I don’t really feel that, but I know that it’s not moving well. So to be proactive and go ahead and move those joints and stretch whatever it is and stretch. Absolutely, you can, according to these two studies, prevent stuff from happening and lengthen the time between those painful episodes, meaning you’re spending more time feeling better, the better quality of life.

Cerenity PM

Dr. Ben Boudreau: [00:40:24] Exactly, maintenance care super important, super important supplement of the month, Cerenity PM. The great product promotes a healthy sleep schedule, boosting serotonin, GABA, melatonin, all of these calming chemicals in the body that can help you get the proper sleep because we know how important sleep is to the body and recovering from the stressors of the day. And so Cerenity PM This month’s supplement of the month.
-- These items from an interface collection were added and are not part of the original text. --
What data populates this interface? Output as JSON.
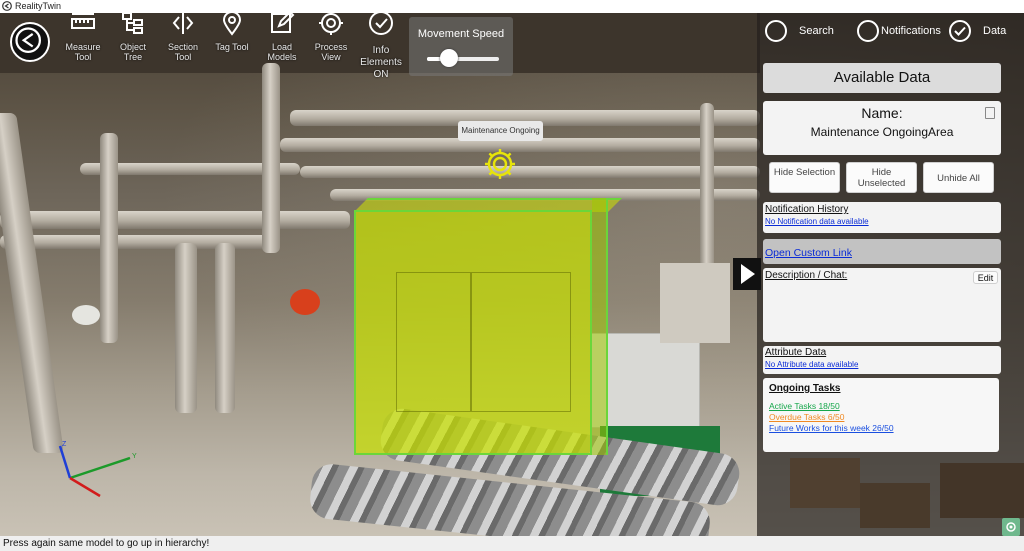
{
  "window": {
    "title": "RealityTwin"
  },
  "toolbar": {
    "buttons": [
      {
        "label": "Measure Tool"
      },
      {
        "label": "Object Tree"
      },
      {
        "label": "Section Tool"
      },
      {
        "label": "Tag Tool"
      },
      {
        "label": "Load Models"
      },
      {
        "label": "Process View"
      },
      {
        "label": "Info Elements ON"
      }
    ],
    "movement_speed": {
      "label": "Movement Speed",
      "value": 0.3
    }
  },
  "scene": {
    "tag_label": "Maintenance Ongoing",
    "colors": {
      "highlight": "#c8e100",
      "outline": "#6bd63a"
    }
  },
  "nav": {
    "search": "Search",
    "notifications": "Notifications",
    "data": "Data"
  },
  "panel": {
    "available_data_title": "Available Data",
    "name_label": "Name:",
    "name_value": "Maintenance OngoingArea",
    "buttons": {
      "hide_selection": "Hide Selection",
      "hide_unselected": "Hide Unselected",
      "unhide_all": "Unhide All"
    },
    "notification_history": {
      "title": "Notification History",
      "empty": "No Notification data available"
    },
    "custom_link": "Open Custom Link",
    "description": {
      "title": "Description / Chat:",
      "edit_label": "Edit"
    },
    "attribute_data": {
      "title": "Attribute Data",
      "empty": "No Attribute data available"
    },
    "ongoing_tasks": {
      "title": "Ongoing Tasks",
      "active": "Active Tasks 18/50",
      "overdue": "Overdue Tasks 6/50",
      "future": "Future Works for this week 26/50",
      "colors": {
        "active": "#15a64a",
        "overdue": "#f08a24",
        "future": "#1a4fe0"
      }
    }
  },
  "status": {
    "message": "Press again same model to go up in hierarchy!"
  }
}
Dr. Clayton Roach: [00:40:55] I had a patient come in and she wakes up in the middle of the night, and the reason sometimes that happens because your cortisol level spikes and so you talk to them for months, first time in a long time, she’s able to sleep through the night. So one of the cool benefits of taking that Cerenity PM. Guys, if you’re watching this episode in particular on Facebook or on YouTube, make sure on YouTube, if you’re on YouTube, make sure you subscribe to our channel.

Episodes that we’ve done in the past are all they’re far easier to find episodes on YouTube than it is on Facebook because we do a lot of Facebook stuff. You’d have to scroll down forever, get the optokinetic reflex and your body thinks it’s falling. So that’s not good. Do it on YouTube. Subscribe to YouTube. So I am done. How about you Ben? What did you get? We’re done.
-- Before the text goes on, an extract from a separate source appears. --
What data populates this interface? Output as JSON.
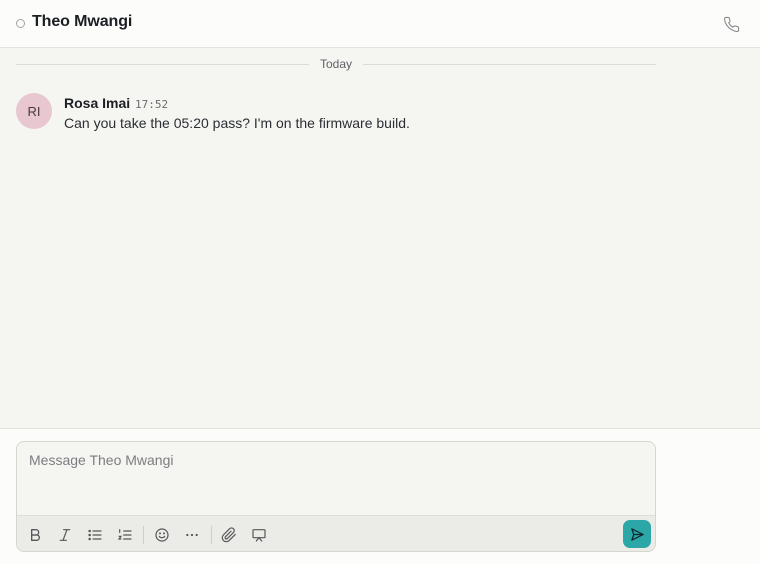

Dr. Ben Boudreau: [00:41:44] We’re done. Everyone, thank you so much. Conversation number thirty-two. That’s a wrap

Dr. Clayton Roach: [00:41:50] Everybody. Right now. Go ahead and share the episode. All right. The viewers are going down a little bit in the summer, now people are busy. So make sure you share this episode and yeah, make sure that you tell your friends when you see the possible next week with the naturopath, Dr. Brian Reed. Make sure you share those polls because people can register and because they register, they’ll be able to be at the webinar. Far easier than telling your friends. Yeah, go on the website, follow them and you’ll get a notification. Registering for the webinar is by far the easiest way to do it. Thank you so much.

Dr. Ben Boudreau: [00:42:26] Thank you.

Dr. Clayton Roach: [00:42:27] We’ll see you next week live with Dr. Bryan Rade. Looking forward to giving you a little sneak peeks this week, Ben and I, and look forward to educating you a little more about what he is going to talk about, which is, for now, a little bit of a secret. Talk to you soon. Love you and appreciate you. Have a great night. See you next week. What’s up? Listen, if you like this episode, you’ll probably like the other ones. The chances are pretty good. So here’s what you need to do. You need to like us and follow us on Facebook. Following means, you get notified when these two guys are alive.

Next, family, friends. You need to share these episodes because you never know. You might help them because they need this information as well. And guys, if you ever miss an episode, make sure you subscribe to us on YouTube. That way, you can watch the episode over and over and over again. Guys, we love you and appreciate you. Take care.